• **GIVEN DATA**
▬▬▬▬▬▬

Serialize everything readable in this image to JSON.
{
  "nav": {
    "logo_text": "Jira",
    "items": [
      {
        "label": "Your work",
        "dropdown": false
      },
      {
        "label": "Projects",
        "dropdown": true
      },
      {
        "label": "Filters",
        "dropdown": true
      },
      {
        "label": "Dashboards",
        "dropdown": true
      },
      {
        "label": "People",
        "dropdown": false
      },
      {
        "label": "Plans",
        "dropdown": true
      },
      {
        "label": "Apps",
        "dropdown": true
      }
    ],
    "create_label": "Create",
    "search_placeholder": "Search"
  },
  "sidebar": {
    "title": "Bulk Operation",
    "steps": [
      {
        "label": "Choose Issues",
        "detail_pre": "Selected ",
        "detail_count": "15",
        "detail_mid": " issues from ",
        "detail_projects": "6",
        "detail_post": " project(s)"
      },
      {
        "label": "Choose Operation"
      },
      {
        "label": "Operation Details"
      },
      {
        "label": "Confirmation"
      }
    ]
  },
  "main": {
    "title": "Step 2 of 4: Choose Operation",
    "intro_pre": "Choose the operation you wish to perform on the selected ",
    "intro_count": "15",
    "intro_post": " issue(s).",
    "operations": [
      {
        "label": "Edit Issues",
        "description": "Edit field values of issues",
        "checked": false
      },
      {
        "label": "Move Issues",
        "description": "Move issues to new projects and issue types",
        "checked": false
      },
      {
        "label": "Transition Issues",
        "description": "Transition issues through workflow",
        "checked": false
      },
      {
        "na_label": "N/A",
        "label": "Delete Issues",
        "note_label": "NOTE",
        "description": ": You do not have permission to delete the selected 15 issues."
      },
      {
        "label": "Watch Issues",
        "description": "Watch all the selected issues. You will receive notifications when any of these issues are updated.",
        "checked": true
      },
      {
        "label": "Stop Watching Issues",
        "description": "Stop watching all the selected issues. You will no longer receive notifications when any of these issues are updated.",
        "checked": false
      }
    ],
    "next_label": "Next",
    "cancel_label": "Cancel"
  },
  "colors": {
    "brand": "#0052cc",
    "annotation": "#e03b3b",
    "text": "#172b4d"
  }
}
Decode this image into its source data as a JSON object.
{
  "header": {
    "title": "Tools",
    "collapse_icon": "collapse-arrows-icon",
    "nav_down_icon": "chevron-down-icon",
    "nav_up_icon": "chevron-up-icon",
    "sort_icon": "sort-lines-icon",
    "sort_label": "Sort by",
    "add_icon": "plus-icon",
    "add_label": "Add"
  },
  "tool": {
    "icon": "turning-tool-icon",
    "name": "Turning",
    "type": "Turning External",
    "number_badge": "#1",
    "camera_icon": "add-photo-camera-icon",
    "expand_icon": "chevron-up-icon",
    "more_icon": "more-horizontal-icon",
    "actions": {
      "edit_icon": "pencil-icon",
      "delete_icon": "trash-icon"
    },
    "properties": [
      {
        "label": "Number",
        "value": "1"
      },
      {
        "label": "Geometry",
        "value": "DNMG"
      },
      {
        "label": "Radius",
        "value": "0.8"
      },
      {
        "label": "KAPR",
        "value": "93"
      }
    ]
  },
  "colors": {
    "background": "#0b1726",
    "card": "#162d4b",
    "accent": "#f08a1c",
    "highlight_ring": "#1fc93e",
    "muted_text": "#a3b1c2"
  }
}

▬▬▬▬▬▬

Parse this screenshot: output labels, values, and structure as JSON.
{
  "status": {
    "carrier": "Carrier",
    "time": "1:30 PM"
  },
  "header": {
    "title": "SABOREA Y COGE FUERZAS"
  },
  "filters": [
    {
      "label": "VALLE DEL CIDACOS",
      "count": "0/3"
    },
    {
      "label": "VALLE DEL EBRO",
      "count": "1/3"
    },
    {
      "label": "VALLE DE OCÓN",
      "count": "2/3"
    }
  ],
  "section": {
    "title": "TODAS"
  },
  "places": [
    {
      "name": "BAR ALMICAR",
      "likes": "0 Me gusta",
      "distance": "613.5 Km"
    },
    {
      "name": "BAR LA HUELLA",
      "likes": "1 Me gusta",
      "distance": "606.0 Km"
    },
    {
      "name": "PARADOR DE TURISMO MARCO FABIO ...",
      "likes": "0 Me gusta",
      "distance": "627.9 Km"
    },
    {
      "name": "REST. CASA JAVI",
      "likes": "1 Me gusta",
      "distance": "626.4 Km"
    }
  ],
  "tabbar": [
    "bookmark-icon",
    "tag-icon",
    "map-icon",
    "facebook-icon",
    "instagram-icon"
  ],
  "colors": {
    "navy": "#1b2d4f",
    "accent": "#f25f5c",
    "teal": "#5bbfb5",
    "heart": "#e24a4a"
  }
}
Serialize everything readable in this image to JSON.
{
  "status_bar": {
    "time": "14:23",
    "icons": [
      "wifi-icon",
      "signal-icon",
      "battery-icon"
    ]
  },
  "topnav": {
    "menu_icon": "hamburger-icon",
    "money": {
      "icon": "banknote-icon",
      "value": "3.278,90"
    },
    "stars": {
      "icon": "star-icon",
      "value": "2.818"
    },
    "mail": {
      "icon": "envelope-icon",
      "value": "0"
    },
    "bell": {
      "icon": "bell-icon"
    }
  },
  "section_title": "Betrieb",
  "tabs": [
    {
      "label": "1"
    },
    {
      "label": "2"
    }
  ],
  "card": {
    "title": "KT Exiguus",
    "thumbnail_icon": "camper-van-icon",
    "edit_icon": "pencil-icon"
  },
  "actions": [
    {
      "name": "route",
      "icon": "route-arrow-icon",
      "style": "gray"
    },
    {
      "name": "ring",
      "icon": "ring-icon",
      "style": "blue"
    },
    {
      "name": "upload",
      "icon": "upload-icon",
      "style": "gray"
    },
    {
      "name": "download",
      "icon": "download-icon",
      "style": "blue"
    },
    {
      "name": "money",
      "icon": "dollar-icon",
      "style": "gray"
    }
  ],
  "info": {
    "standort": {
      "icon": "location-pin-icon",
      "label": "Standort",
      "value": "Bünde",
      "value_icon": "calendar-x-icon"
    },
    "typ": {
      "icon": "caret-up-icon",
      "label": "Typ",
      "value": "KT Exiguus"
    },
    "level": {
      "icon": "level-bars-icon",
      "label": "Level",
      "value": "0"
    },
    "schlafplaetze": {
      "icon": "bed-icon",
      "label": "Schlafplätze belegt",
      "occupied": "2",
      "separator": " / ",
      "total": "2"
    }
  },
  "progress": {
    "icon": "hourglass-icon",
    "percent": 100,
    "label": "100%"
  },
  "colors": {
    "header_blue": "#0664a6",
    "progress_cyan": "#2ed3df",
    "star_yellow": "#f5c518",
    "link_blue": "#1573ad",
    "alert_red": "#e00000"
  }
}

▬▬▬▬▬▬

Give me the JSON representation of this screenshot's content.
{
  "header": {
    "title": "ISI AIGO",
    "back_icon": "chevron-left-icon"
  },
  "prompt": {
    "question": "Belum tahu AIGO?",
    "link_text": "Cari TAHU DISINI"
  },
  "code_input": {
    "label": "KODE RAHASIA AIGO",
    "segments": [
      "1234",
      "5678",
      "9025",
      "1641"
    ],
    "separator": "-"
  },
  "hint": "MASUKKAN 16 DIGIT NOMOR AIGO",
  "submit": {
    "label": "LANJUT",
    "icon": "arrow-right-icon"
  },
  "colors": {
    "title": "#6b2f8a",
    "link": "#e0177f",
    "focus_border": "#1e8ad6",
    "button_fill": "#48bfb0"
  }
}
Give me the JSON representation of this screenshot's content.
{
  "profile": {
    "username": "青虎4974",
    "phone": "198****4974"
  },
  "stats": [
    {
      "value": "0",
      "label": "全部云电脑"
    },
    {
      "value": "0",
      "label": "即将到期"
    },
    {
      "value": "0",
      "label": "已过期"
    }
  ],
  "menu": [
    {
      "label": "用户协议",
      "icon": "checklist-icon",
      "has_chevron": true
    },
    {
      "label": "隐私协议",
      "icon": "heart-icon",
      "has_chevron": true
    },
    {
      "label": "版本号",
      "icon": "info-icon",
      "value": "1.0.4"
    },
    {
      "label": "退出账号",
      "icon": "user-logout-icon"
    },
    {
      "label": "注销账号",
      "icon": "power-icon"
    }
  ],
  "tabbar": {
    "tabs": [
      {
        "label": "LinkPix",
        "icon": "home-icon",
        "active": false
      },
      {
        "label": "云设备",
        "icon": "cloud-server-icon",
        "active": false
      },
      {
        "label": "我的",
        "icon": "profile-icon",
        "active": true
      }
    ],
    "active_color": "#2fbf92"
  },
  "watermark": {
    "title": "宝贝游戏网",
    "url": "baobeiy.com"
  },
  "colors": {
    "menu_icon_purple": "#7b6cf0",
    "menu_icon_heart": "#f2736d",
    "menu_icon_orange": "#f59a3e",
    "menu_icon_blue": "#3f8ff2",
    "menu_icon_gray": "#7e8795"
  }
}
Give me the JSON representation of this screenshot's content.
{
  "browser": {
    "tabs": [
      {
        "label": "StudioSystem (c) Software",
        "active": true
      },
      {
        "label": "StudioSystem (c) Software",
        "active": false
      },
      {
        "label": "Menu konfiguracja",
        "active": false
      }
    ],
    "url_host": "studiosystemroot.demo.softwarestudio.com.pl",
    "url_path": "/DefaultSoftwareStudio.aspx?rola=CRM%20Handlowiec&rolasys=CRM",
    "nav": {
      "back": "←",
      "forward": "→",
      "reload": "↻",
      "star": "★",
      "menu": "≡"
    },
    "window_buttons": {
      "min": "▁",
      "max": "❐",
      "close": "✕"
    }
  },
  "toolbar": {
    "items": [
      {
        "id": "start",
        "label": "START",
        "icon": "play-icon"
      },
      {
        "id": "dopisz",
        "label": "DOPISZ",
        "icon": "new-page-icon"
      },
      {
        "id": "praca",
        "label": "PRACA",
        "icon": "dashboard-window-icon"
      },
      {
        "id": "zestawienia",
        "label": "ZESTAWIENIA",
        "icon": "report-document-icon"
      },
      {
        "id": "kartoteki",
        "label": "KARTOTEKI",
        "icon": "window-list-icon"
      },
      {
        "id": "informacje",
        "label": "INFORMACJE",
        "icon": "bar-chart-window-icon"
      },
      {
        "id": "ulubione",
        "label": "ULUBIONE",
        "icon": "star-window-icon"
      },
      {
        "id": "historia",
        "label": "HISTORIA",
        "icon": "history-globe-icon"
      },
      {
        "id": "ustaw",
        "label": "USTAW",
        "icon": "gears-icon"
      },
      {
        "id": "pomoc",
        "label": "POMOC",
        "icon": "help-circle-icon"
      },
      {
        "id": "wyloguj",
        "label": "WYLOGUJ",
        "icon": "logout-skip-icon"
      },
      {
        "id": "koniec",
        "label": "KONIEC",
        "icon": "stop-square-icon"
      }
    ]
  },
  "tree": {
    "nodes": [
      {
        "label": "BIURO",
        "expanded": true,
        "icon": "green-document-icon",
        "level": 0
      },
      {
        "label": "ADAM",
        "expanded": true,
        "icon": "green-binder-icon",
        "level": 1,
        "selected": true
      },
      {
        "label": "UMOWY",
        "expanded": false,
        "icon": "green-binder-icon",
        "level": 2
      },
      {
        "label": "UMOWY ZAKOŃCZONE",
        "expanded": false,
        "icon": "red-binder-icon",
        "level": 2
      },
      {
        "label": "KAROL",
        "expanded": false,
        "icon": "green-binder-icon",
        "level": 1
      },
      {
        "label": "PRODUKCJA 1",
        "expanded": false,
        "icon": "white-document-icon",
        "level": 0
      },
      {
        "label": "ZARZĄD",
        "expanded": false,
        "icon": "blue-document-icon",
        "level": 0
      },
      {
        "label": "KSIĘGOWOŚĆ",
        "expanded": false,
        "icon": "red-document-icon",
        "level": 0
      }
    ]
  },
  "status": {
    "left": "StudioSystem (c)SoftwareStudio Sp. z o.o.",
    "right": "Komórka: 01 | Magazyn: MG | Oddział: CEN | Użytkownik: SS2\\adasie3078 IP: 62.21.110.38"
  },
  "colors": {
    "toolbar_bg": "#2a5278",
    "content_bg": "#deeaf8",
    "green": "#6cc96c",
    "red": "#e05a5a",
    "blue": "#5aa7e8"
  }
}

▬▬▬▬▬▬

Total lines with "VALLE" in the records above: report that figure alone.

3